Eight months after the town’s public water supply was found to be responsible for a salmonella outbreak that made more 400 people sick and contributed to one person’s death, Alamosa, Colorado has reached an agreement with the state Department of Health and Environment for regular testing.
Denver’s Channel 7, the local ABC affiliate, says the town and the state agreed last week to a plan that will see Alamosa chlorinating its drinking water and using a sensitive test for organisms.
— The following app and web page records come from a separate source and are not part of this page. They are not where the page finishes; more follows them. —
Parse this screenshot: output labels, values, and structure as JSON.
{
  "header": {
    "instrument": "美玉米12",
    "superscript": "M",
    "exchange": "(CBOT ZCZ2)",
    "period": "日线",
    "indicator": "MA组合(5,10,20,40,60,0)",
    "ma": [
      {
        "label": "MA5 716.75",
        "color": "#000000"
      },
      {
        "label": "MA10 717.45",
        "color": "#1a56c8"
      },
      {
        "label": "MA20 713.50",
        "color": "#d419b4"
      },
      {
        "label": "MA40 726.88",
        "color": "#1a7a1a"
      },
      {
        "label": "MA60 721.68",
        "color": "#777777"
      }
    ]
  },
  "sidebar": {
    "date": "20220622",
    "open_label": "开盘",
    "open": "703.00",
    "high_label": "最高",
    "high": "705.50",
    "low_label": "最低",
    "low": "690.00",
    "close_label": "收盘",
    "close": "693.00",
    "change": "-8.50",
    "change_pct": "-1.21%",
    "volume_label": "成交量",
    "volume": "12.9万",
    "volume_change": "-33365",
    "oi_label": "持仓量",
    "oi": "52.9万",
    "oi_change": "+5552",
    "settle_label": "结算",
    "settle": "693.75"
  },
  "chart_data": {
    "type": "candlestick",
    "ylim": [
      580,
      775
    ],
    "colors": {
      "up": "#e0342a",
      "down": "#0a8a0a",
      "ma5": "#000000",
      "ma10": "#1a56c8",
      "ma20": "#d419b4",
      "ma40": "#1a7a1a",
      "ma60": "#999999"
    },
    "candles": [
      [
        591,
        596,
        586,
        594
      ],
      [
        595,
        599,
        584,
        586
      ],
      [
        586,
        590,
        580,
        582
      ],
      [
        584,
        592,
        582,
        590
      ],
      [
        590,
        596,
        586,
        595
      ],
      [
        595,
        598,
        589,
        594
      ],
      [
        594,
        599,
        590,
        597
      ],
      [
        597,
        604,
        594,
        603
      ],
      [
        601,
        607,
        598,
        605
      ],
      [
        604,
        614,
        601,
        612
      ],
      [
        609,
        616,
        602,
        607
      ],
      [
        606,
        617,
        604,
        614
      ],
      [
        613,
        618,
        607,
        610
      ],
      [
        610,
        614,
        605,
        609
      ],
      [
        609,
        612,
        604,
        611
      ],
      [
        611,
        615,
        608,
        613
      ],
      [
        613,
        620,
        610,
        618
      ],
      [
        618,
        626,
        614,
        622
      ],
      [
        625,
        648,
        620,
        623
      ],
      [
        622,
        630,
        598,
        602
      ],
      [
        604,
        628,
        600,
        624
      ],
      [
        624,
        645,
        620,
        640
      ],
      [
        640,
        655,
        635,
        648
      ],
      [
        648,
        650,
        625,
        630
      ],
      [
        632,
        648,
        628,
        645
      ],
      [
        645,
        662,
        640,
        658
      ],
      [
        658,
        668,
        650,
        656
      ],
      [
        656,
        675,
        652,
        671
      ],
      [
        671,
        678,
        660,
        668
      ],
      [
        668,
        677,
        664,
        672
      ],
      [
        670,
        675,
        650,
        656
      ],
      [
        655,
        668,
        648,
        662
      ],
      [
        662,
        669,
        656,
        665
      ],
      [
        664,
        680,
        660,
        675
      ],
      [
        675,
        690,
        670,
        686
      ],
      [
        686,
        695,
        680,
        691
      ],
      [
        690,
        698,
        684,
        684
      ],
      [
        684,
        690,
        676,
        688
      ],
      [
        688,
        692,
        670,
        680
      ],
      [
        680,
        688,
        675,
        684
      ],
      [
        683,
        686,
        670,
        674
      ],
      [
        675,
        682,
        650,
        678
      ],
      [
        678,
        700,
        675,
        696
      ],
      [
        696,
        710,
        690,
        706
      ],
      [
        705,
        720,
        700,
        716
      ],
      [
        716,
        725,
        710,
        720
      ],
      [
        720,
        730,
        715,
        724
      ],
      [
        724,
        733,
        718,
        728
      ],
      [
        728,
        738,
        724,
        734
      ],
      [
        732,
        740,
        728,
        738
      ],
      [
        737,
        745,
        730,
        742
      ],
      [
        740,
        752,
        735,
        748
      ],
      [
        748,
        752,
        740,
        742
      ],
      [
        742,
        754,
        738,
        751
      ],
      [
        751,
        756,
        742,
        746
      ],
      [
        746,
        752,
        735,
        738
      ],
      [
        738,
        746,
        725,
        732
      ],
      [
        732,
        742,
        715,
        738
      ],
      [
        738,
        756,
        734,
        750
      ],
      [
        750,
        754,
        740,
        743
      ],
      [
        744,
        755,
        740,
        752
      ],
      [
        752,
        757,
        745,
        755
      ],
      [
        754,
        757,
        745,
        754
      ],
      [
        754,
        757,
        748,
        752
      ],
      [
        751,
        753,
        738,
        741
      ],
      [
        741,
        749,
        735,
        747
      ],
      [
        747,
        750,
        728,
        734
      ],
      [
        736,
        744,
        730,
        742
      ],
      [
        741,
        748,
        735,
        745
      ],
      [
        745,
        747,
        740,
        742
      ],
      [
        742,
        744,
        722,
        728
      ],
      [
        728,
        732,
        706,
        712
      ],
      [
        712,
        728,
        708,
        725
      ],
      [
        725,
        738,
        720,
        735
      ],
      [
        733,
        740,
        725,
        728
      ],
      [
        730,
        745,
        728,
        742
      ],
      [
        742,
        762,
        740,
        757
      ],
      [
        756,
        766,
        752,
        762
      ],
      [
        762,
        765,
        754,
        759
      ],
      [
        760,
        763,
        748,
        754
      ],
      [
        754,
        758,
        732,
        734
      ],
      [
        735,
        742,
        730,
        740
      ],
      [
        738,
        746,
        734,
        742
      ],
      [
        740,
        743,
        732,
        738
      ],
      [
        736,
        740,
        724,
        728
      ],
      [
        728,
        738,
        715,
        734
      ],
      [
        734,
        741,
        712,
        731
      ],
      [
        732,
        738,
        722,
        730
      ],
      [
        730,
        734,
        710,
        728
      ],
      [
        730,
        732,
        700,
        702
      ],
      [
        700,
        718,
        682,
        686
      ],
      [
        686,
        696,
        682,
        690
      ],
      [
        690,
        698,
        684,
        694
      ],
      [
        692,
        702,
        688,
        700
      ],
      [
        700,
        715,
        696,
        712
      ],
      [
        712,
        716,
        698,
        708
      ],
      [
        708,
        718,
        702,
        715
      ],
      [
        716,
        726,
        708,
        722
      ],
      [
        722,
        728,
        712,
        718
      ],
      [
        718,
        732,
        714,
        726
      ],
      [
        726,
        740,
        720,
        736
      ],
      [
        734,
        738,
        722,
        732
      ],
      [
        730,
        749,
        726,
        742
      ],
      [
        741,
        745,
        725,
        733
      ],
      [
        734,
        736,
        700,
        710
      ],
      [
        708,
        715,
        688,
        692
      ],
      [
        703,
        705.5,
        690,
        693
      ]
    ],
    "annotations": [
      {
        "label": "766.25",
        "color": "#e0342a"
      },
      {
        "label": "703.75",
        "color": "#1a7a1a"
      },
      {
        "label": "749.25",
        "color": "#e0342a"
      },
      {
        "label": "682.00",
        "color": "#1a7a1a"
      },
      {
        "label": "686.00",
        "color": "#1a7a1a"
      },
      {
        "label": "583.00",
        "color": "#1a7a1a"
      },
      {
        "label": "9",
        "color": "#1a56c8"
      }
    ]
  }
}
The plan stems from the outbreak of salmonella this spring that spread through the city’s tap water system.
Before the outbreak, the city did not chlorinate its water, but now agreed to do so at the rate of 1 to 2 milligrams per liter.
The agreement also calls for at least 10 tests per month of its water for a bacteria found in feces and at least 10 tests every three months for any organisms in the water.
Alamosa’s new water treatment plant was in the works before the outbreak occurred. It was constructed primarily because of the town’s need to control levels of naturally occurring arsenic.